In case you haven’t noticed, we have passed the half-way mark of the year 2016. With the end of several seasons of performances (Mondavi, in particular), the time seems right to note the ten best performances of the first half of the year. With apologies for any that we may have missed that should be on the list, here’s our top ten (in reverse order):
- The Sacramento Philharmonic’s performance of Beethoven’s Ninth Symphony on May 7 at the Community Center Theater. The orchestra was in top form for this much anticipated concert, with a sold-out audience in attendance. Guest conductor David Alan Miller opened the program with selections from “Fidelio,” Beethoven’s only opera. For the Ninth, the full 60-member chorus and four soloists left little to be desired in the climactic fourth movement.
- The Shen Yun traditional Chinese dance concert at the Community Center in January. Heralding Falun Gong, the spiritual creation of Li Hongzhi that has been banned in China since 1999, the performance was heavy-handed at times in its “message,” but otherwise it dazzled with a series of dances that depicted stories and myths from traditional Chinese beliefs (largely from Buddhist and Taoist traditions).
- Ayad Akhar’s “Disgraced” at Capital Stage in May. The four character play is a study in the assimilation of culture and heritage that is supposed to be part of the American dream. But the playwright adds the issue of Islamic fanaticism in his portrayal of two otherwise ordinary, up-scale couples who find themselves in heated conflict at a dinner gathering. As directed by Michael Stevenson, and with strong performances by the members of his cast, the production packed a wallop.
- Renee Fleming’s March 2 recital at the Mondavi Center (on the campus of U.C. Davis). Ten years removed from her first Mondavi recital, Ms. Fleming still displayed the distinctive soprano that has brought her accolades in the world of opera and in classical singing. Accompanied on piano by Gerald Martin Moore, she put her coloratura on full display in a succession of songs by, among others, Rachmaninoff and Richard Strauss.
- “The Book of Mormon” at the Community Center Theater in March. The long anticipated arrival of this terrific musical was greeted with packed houses for its entire run.
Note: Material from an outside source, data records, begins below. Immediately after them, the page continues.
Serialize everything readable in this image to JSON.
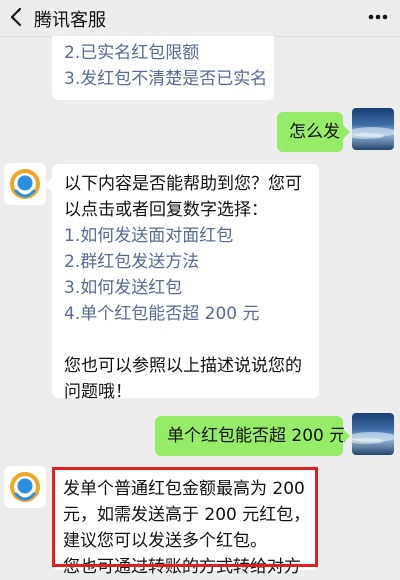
{
  "header": {
    "title": "腾讯客服"
  },
  "messages": {
    "partial_bot": {
      "lines": [
        "2.已实名红包限额",
        "3.发红包不清楚是否已实名"
      ]
    },
    "user1": {
      "text": "怎么发"
    },
    "bot1": {
      "intro_1": "以下内容是否能帮助到您？您可",
      "intro_2": "以点击或者回复数字选择：",
      "options": [
        "1.如何发送面对面红包",
        "2.群红包发送方法",
        "3.如何发送红包",
        "4.单个红包能否超 200 元"
      ],
      "outro_1": "您也可以参照以上描述说说您的",
      "outro_2": "问题哦！"
    },
    "user2": {
      "text": "单个红包能否超 200 元"
    },
    "bot2": {
      "lines": [
        "发单个普通红包金额最高为 200",
        "元，如需发送高于 200 元红包，",
        "建议您可以发送多个红包。",
        "您也可通过转账的方式转给对方"
      ]
    }
  },
  "colors": {
    "outgoing_bubble": "#95ec69",
    "incoming_bubble": "#ffffff",
    "link_option": "#576b95",
    "highlight_border": "#e02020"
  }
}
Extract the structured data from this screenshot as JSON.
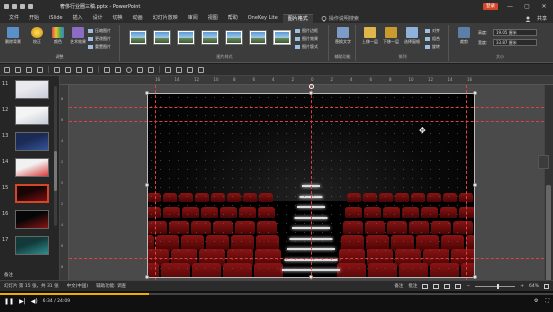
{
  "window": {
    "title": "奢侈行业圈三稿.pptx - PowerPoint",
    "login_label": "登录",
    "minimize": "—",
    "maximize": "▢",
    "close": "✕"
  },
  "menu": {
    "tabs": [
      "文件",
      "开始",
      "iSlide",
      "插入",
      "设计",
      "切换",
      "动画",
      "幻灯片放映",
      "审阅",
      "视图",
      "帮助",
      "OneKey Lite",
      "图片格式"
    ],
    "active_index": 12,
    "search_placeholder": "操作说明搜索",
    "share_label": "共享"
  },
  "ribbon": {
    "adjust": {
      "label": "调整",
      "remove_bg": "删除背景",
      "correct": "校正",
      "color": "颜色",
      "art_effect": "艺术效果",
      "compress": "压缩图片",
      "change": "更改图片",
      "reset": "重置图片"
    },
    "styles": {
      "label": "图片样式",
      "border": "图片边框",
      "effect": "图片效果",
      "layout": "图片版式"
    },
    "accessibility": {
      "label": "辅助功能",
      "alt_text": "替换文字"
    },
    "arrange": {
      "label": "排列",
      "bring_forward": "上移一层",
      "send_backward": "下移一层",
      "selection_pane": "选择窗格",
      "align": "对齐",
      "group": "组合",
      "rotate": "旋转"
    },
    "size": {
      "label": "大小",
      "crop": "裁剪",
      "height_label": "高度:",
      "height_value": "19.05 厘米",
      "width_label": "宽度:",
      "width_value": "33.87 厘米"
    }
  },
  "ruler": {
    "top_ticks": [
      "16",
      "14",
      "12",
      "10",
      "8",
      "6",
      "4",
      "2",
      "0",
      "2",
      "4",
      "6",
      "8",
      "10",
      "12",
      "14",
      "16"
    ],
    "left_ticks": [
      "8",
      "6",
      "4",
      "2",
      "0",
      "2",
      "4",
      "6",
      "8"
    ]
  },
  "slides": {
    "items": [
      {
        "num": "11",
        "colors": [
          "#e9e9ee",
          "#c9cbd8"
        ]
      },
      {
        "num": "12",
        "colors": [
          "#f4f4f4",
          "#c6ccd6"
        ]
      },
      {
        "num": "13",
        "colors": [
          "#1b2a55",
          "#34549a"
        ]
      },
      {
        "num": "14",
        "colors": [
          "#f1f1f1",
          "#d93c3c"
        ]
      },
      {
        "num": "15",
        "colors": [
          "#1a0505",
          "#7a1010"
        ]
      },
      {
        "num": "16",
        "colors": [
          "#060606",
          "#8a1414"
        ]
      },
      {
        "num": "17",
        "colors": [
          "#123a3a",
          "#2f8f8f"
        ]
      }
    ],
    "selected_index": 4,
    "footer": "备注"
  },
  "status": {
    "slide_info": "幻灯片 第 15 张，共 31 张",
    "language": "中文(中国)",
    "accessibility": "辅助功能: 调查",
    "notes": "备注",
    "comments": "批注",
    "zoom": "64%"
  },
  "player": {
    "time": "6:34 / 24:09",
    "progress_fraction": 0.27
  },
  "colors": {
    "accent": "#d24726",
    "guide": "#e04040",
    "progress": "#f2a900"
  }
}
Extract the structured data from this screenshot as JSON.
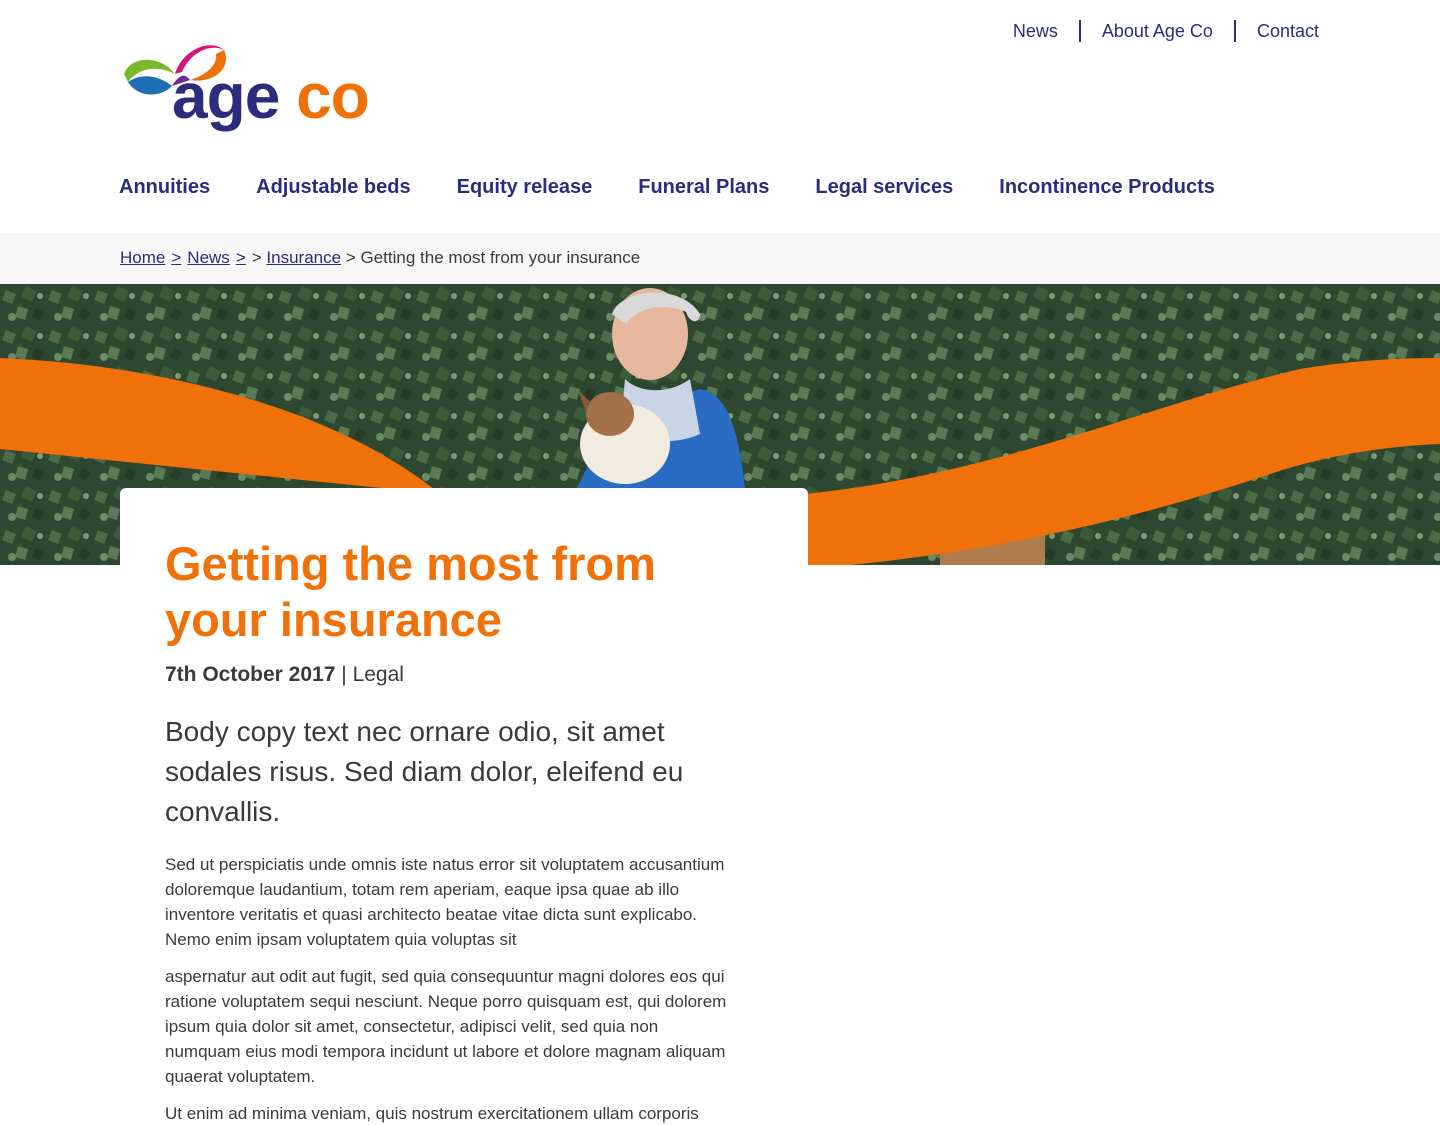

While the production in the archaic hall at CCT was not as intimate (and special) as those on Broadway or in other major cities, the humor (mostly good natured) and music (all terrific) in the telling (revealing) of the Mormon religion was nothing less than great entertainment.
- Yo-Yo Ma’s recital at the Mondavi Center on May 11. The superb cellist shared the stage with Kathryn Stott, his piano accompanist in performances of five selections from their “Songs from the Arc of Life” CD and then dazzled with Shostakovich’s Sonata in D Minor and Cesar Franck’s violin sonata (transcribed for cello). The pair also offered three encores, but Mr. Ma, after charming the audience with brief remarks earlier, neglected to introduce them or to speak again, a minor disappointment in an otherwise excellent concert.
- Caryl Churchill’s “Love and Information” at Capital Stage in February. Ms. Churchill’s play is so radical in its structure that it can be off-putting. But as staged by the eleven-member cast, under the skillful direction of Benjamin T. Ismail, many of the over fifty vignettes (some only lasting a minute with just a single character or two) were stirring. And by its closing scene, the production had delivered a none-too-subtle message about life in the modern world that was quite powerful.
- Cecile McLorin Salvant’s jazz concert at the Mondavi Center on April 29. In her first local appearance since bursting onto the scene in 2010, this extremely unique and talented singer put her voice on display in a succession of songs that each bore her signature. Backed by a tight three-piece band, she sang songs by Cole Porter, Burt Bacharach, Billy Strayhorn and Irving Berlin and made each of them her own.
- The Royal Philharmonic’s symphony concert at the Mondavi Center on January 23. In its third appearance at Mondavi in the last five years, this stellar orchestra was again led by Pinchas Zukerman, who again both conducted and soloed (on Mozart’s fifth violin concerto, the “Turkish”). The orchestra offered a grand performance of Brahms’ first symphony that was wondrous. For an encore, they returned to Mozart for the overture from his “Magic Flute.”
- The Russian National Orchestra’s concert at the Mondavi Center on February 20. This great orchestra has also graced Sacramento audiences any number of times over the years, but the concert it offered on this trip must rank as one of its very best. It never hurts to have Yuja Wang as your soloist, and Ms. Wang certainly added luster and grace in her performance of Mozart’s ninth piano concerto (the “Juenehomme”). The orchestra’s main offering was Tchaikovsky’s suite from “Swan Lake,” and it proved to be equally as satisfying as Ms. Wang’s performance.
That’s our take on the year’s first six months. It will be interesting to see how many of these ten performances make our year-end list in six months.